Chicago Jewish leaders want to shine light on antisemitism

Leah Hope Image
Wednesday, March 20, 2024
Chicago Jewish leaders want to shine light on antisemitism
Leaders in the local Jewish community said some Chicago protests are tinged with antisemitism, and want to draw attention to any hate or threats.

CHICAGO (WLS) -- Leaders in Chicago's Jewish community came together Wednesday to shine a light on alleged antisemitism.

The leaders voiced their concerns about violence and the threat of violence after the October attack on Israel.

They said embedded in some rallies calling for cease-fire and humanitarian aid for people in Gaza is antisemitism.

"We stand in absolute unity when these groups and their supporters use Israel war, Israel's justified war with Hamas to bully, intimidate and instill fear in the Jewish community," said David Goldenberg, Anti-Defamation League Midwest regional director.

The ADL Midwest reports incidents of antisemitism up 360% around Chicago after the Oct. 7 Hamas attack.

They point to an attack of a Jewish man earlier this month at a Logan Square movie premiere about the Hamas attack on Israel and some of the comments when the city's only Jewish alderperson called for a resolution condemning the Hamas attack.

The ADL reports most of the reported incidents are harassment, vandalism and assault that do not rise to the legal definition of a hate crime, and that many of the targets are young people, sometimes by social media and in-person.

"I physically was attacked on the street when a man who got close enough to see my Star of David necklace; he pushed me, yelled and tried to do worse before being stopped by someone else, giving me the chance to run away," Chicago college student Kylie Miller said.

Nationally, the FBI found an increase in hate crimes even before the Israel-Hamas war.

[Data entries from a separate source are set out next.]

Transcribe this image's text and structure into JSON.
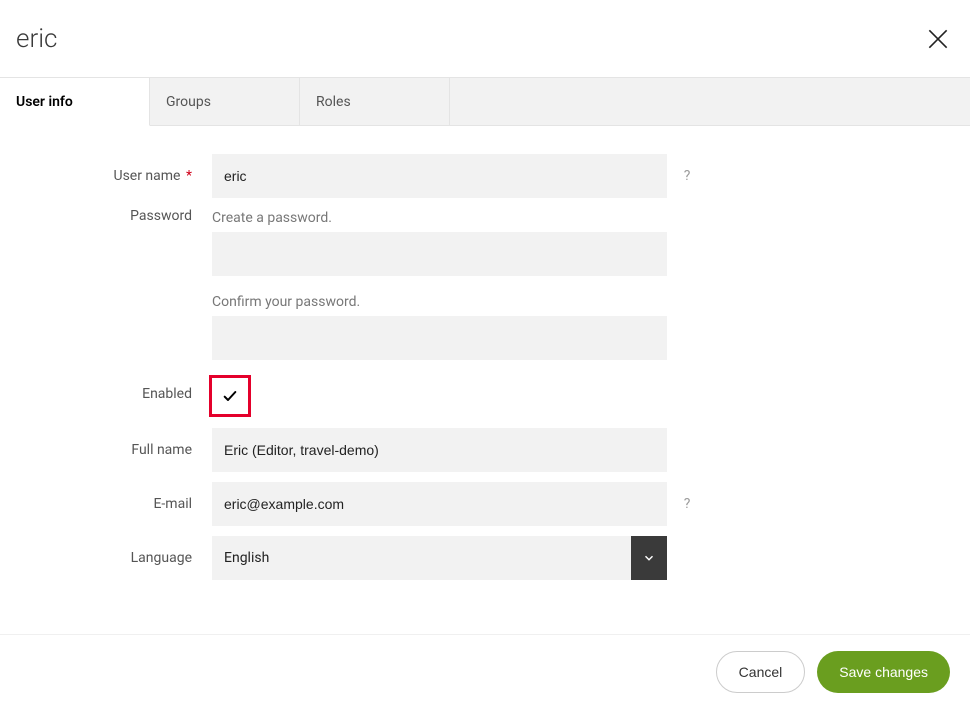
{
  "header": {
    "title": "eric"
  },
  "tabs": [
    {
      "label": "User info",
      "active": true
    },
    {
      "label": "Groups",
      "active": false
    },
    {
      "label": "Roles",
      "active": false
    }
  ],
  "form": {
    "username": {
      "label": "User name",
      "required": true,
      "value": "eric",
      "help": "?"
    },
    "password": {
      "label": "Password",
      "create_hint": "Create a password.",
      "confirm_hint": "Confirm your password.",
      "value": "",
      "confirm_value": ""
    },
    "enabled": {
      "label": "Enabled",
      "checked": true
    },
    "fullname": {
      "label": "Full name",
      "value": "Eric (Editor, travel-demo)"
    },
    "email": {
      "label": "E-mail",
      "value": "eric@example.com",
      "help": "?"
    },
    "language": {
      "label": "Language",
      "value": "English"
    }
  },
  "footer": {
    "cancel": "Cancel",
    "save": "Save changes"
  }
}
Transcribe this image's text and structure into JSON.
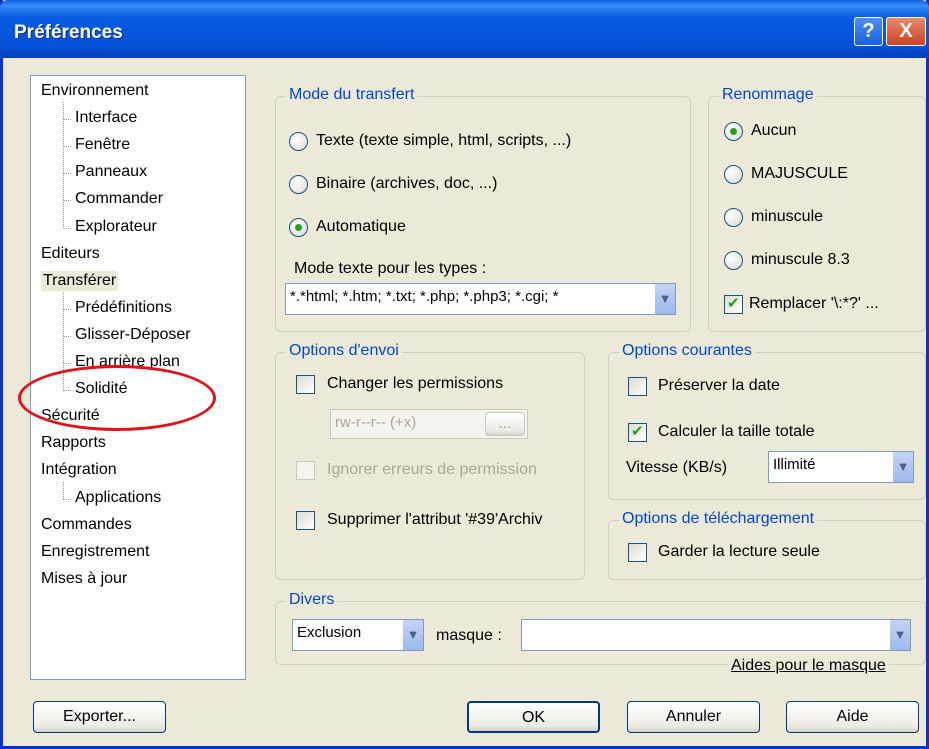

The FBI reported 2022 had more hate crime offenses than the previous years in the five-year FBI review.

Locally, Chicago police are investigating a possible hate crime at a mosque on State Street that happened Sunday.

During Wednesday's Loop press conference with Jewish leaders, they asked all to report and speak up if they see antisemitism.

"We must combat hate together. We must educate students to identify and stand up against online hate speech, which is critical for the future of respect, tolerance and peaceful coexistence," said Alison Pure-Slovin, Midwest director of the Simon Wiesenthal Center.